Gifts and Donations Policy

What will the University Accept?
The Library accepts donations of books, videocassettes, audiocassettes, and other types of library materials. Gift are accepted on the condition that the Library may retain or dispose of materials in the best interests of the University.
Whom do I contact?
To donate gifts to the Library please contact the Gift Specialist, Matthew Lipson (, 408-551-1631).
What is the process to donate to the Library?
The Gift Specialist will ask for a brief description of the gift to determine under which subject specialist’s area the gift falls. The subject specialist will contact the donor directly and discuss the gift with the donor before accepting or rejecting the gift. In the case of a large donations, a donor may be required to provide a list of bibliographic information (author, title and publishing information) prior to acceptance.
Will the Library accept journals or periodicals?
Gift materials requiring a continuing obligation on the part of the Library will not be accepted without serious consideration of the Library's ability or desire to keep the material up to date. A decision to accept a journal to which the Library does not subscribe will be weighed carefully, since the acquisition will be a long-range commitment to the costs of the subscription and of binding. Individual journal issues will only be accepted if they fill in gaps in the collection.
What are the tax obligations for donating items to the Library?

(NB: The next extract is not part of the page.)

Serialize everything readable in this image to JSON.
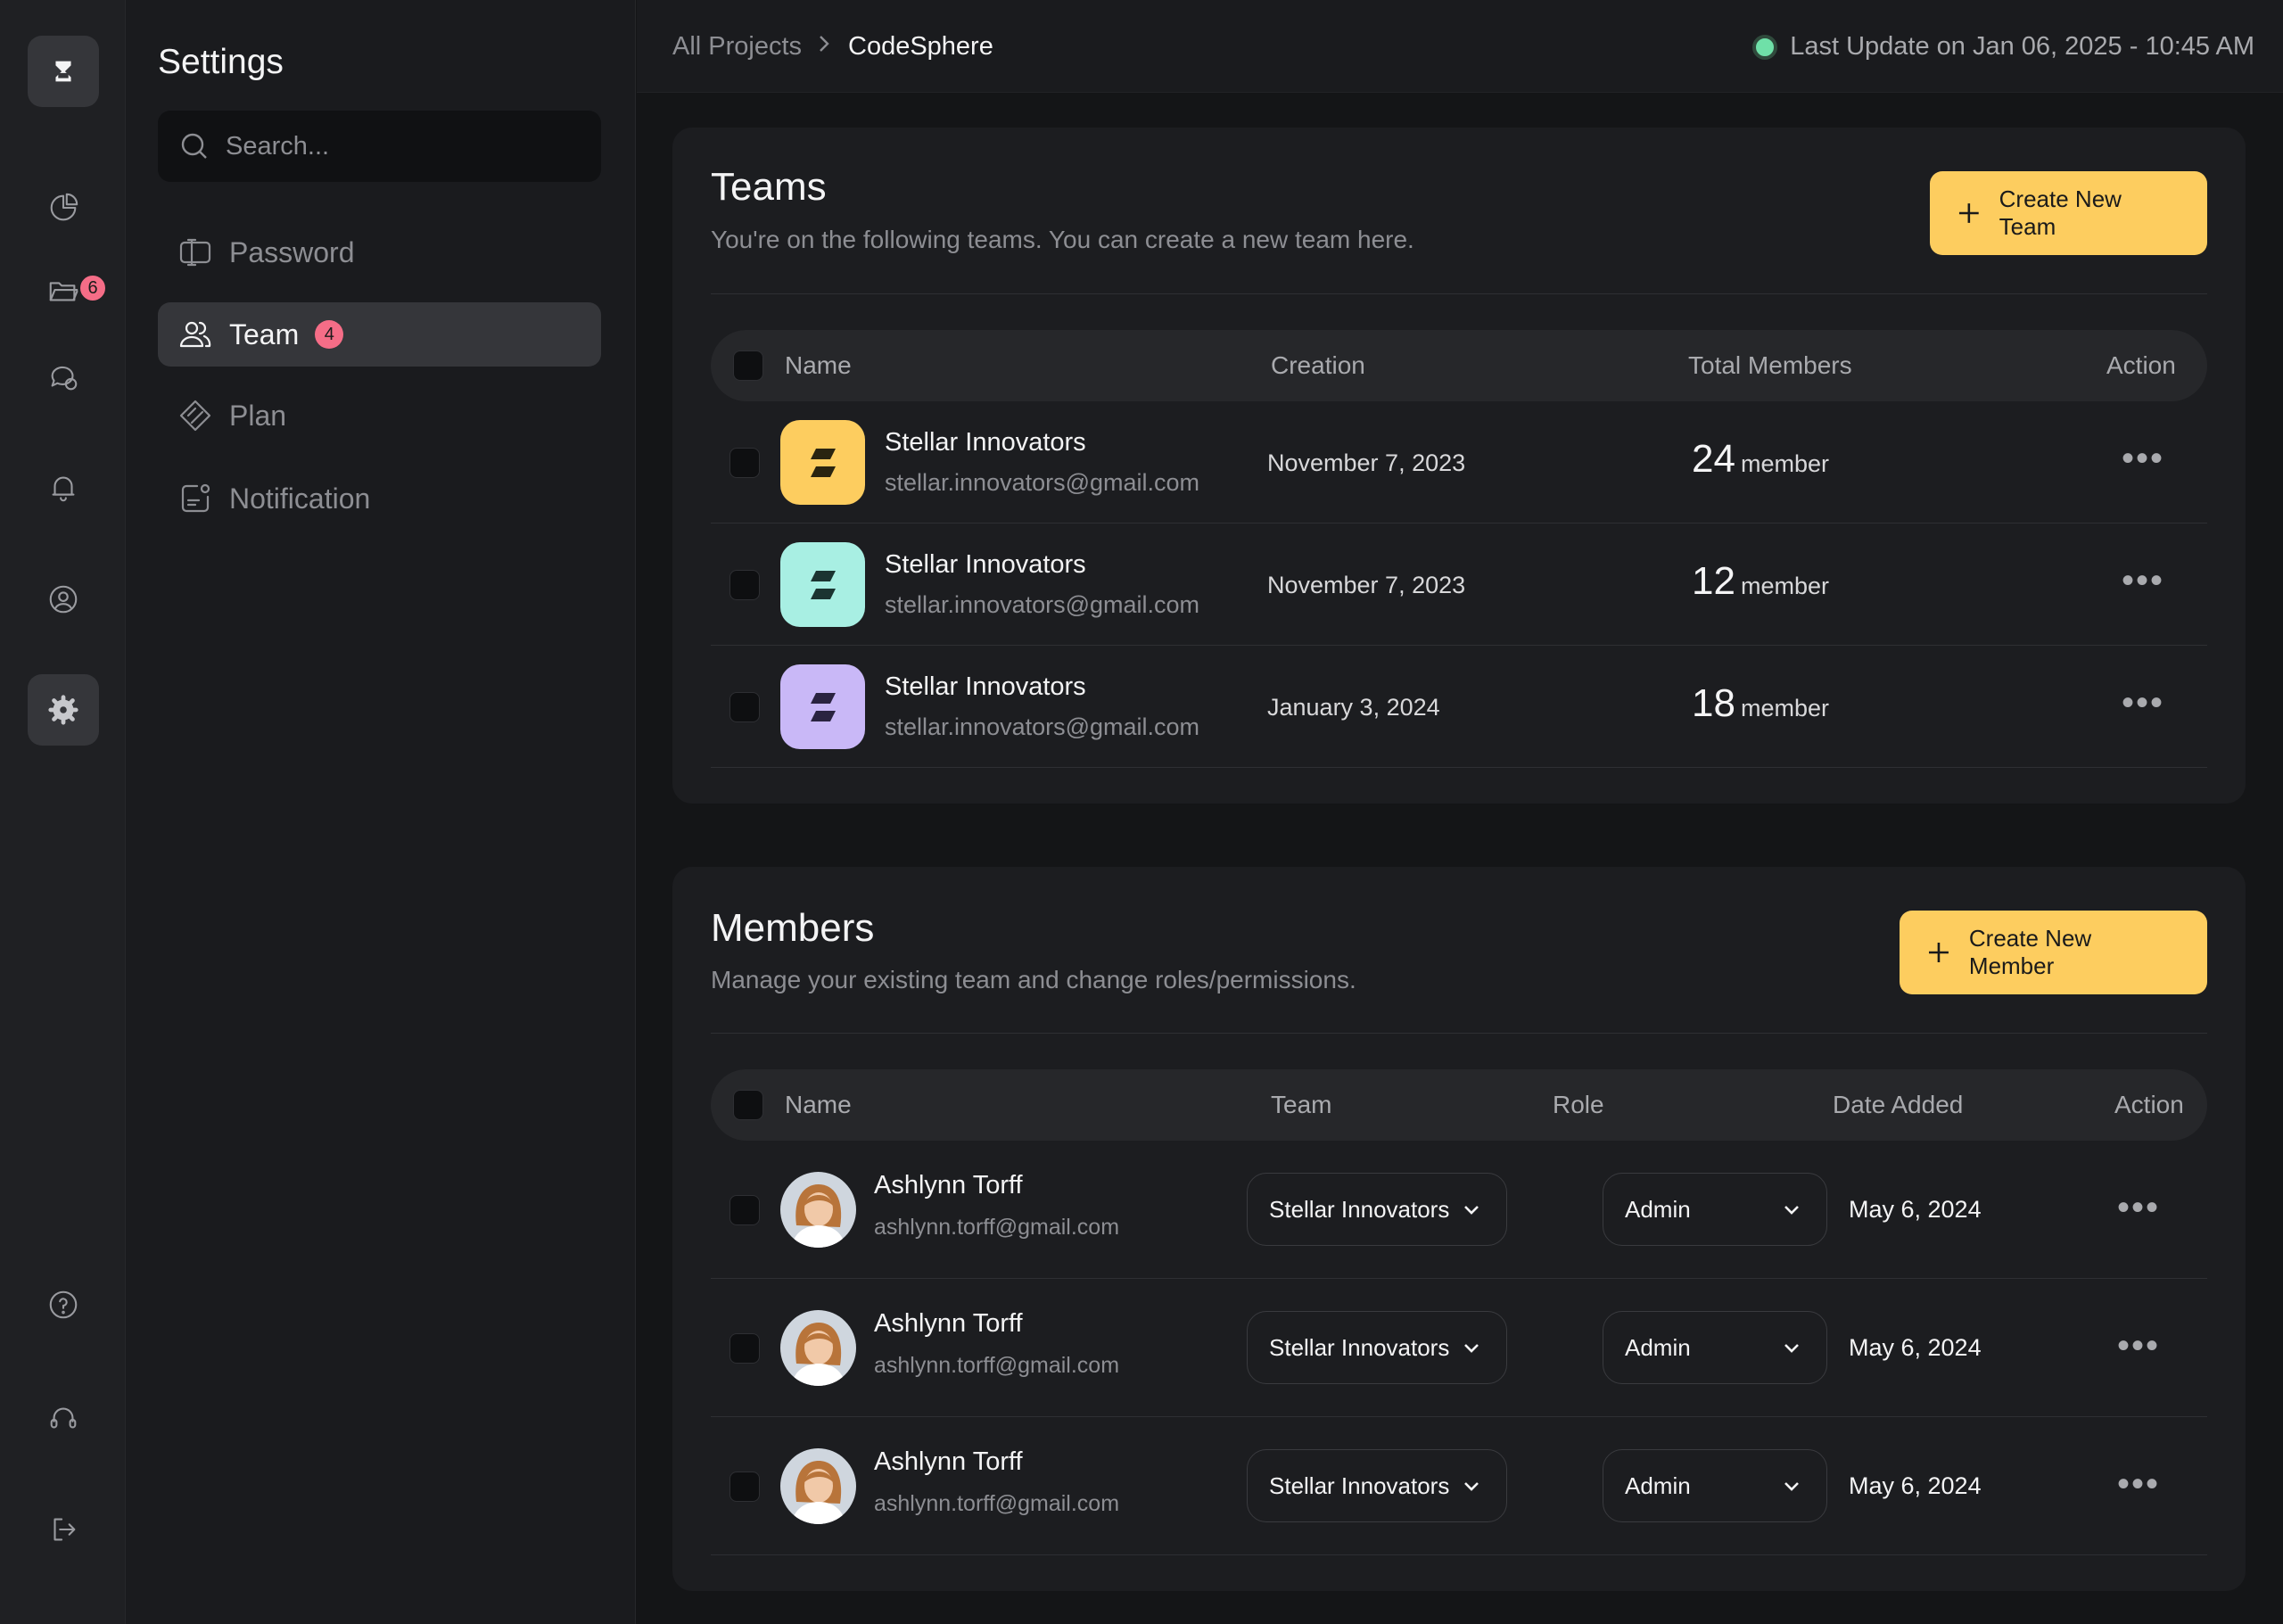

The Library is prohibited from appraising gifts. Any appraisal is the responsibility of the donor. Donors of library materials may be required to file IRS Form 8283. The IRS requires the University to track for two years all in-kind gifts that are valued at $500 or more. If the Library sells, transfers, or otherwise disposes of an item within this two-year time frame, the University is required to file IRS Form 8282, notifying the IRS of the disposition and the amount the University received for that item. The IRS requires the University to inform you that your contribution for tax purposes is limited to the market value of your in-kind donation, less the value of goods and services of benefit to the donor.